"I'm still on the way up," said the 36-year-old, who is in her seventh tournament since the birth of daughter Olympia on Sept 1, 2017.
"There's still much more that I plan on doing."
She came agonisingly close to matching Margaret Court's all-time record of 24 Grand Slam titles at Wimbledon in July, but fell to Angelique Kerber in the final.
It was the high point of a return that began in March and has not surprisingly been, at times, erratic.
But once again Williams, who swept past Anastasija Sevastova 6-3, 6-0 in the semi-finals on Thursday, has shown she can rise to the occasion on the biggest stages.

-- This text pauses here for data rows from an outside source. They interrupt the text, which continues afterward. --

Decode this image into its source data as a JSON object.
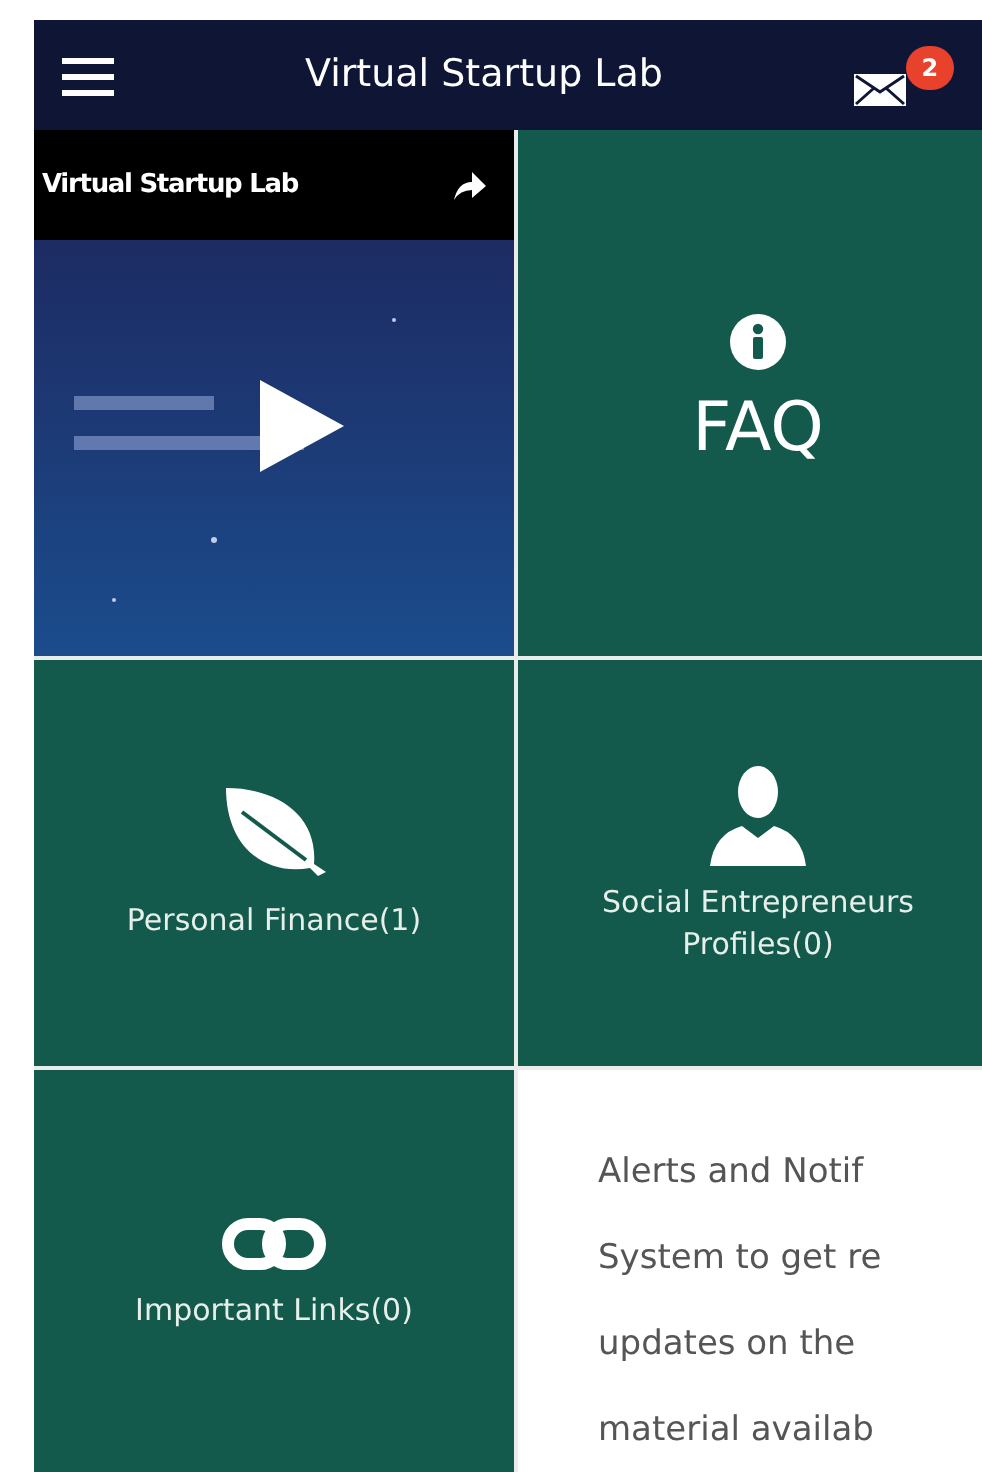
{
  "header": {
    "title": "Virtual Startup Lab",
    "badge": "2"
  },
  "video": {
    "title": "Virtual Startup Lab",
    "kind": "picture"
  },
  "tiles": [
    {
      "kind": "info",
      "label": "FAQ"
    },
    {
      "kind": "leaf",
      "label": "Personal Finance(1)"
    },
    {
      "kind": "person",
      "label": "Social Entrepreneurs Profiles(0)"
    },
    {
      "kind": "link",
      "label": "Important Links(0)"
    }
  ],
  "notice": {
    "lines": [
      "Alerts and Notif",
      "System to get re",
      "updates on the",
      "material availab"
    ]
  }
}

The Latvian broke Williams in her opening service game, then appeared to feel the pressure as the American took 12 of the last 13 games to win the match in 66 minutes.
She also improved her remarkable record in Grand Slam singles semi-finals to 31-5. The last two losses she sustained at the semi-final stage came at this tournament.
In 2015, she was stunned by Roberta Vinci, who thwarted Williams' hopes of winning all four Major titles in the same year. She then lost to Karolina Pliskova in the 2016 semi-finals.
Another US Open title - four years after her sixth - would not be a culmination but a springboard, Williams said.
"I just feel like there's a lot of growth still to go in my game, that's actually the most exciting part," she said. "Even though I'm not a spring chicken, I still have a very, very bright future."
Williams, who has spoken of the emotional roller coaster of being a new parent, said adjusting to physical changes in the wake of motherhood has also been a challenge.
"I don't feel like me," she said. "My mum said it takes, like, a full year to kind of get back. I'm at a full year now, but I'm also playing a sport professionally.
"I just feel like I'm definitely not there. Even my body is different. I actually weigh less than I did before I got pregnant, but it's distributed differently now.
"I'm still waiting to get to be the Serena that I was - and I don't know if I'll ever be that physically, emotionally, mentally."
The players that have faced her say the current Williams is tough enough - perhaps as good as ever.
Eighth-seeded Pliskova, who briefly rose to No. 1 last year, fell to Williams in the quarter-finals.
"I don't feel any difference," she said of Williams' game. "She's playing with the same power. She can still serve well. I think maybe she's back on the level where she was."
AGENCE FRANCE-PRESSE, NYTIMES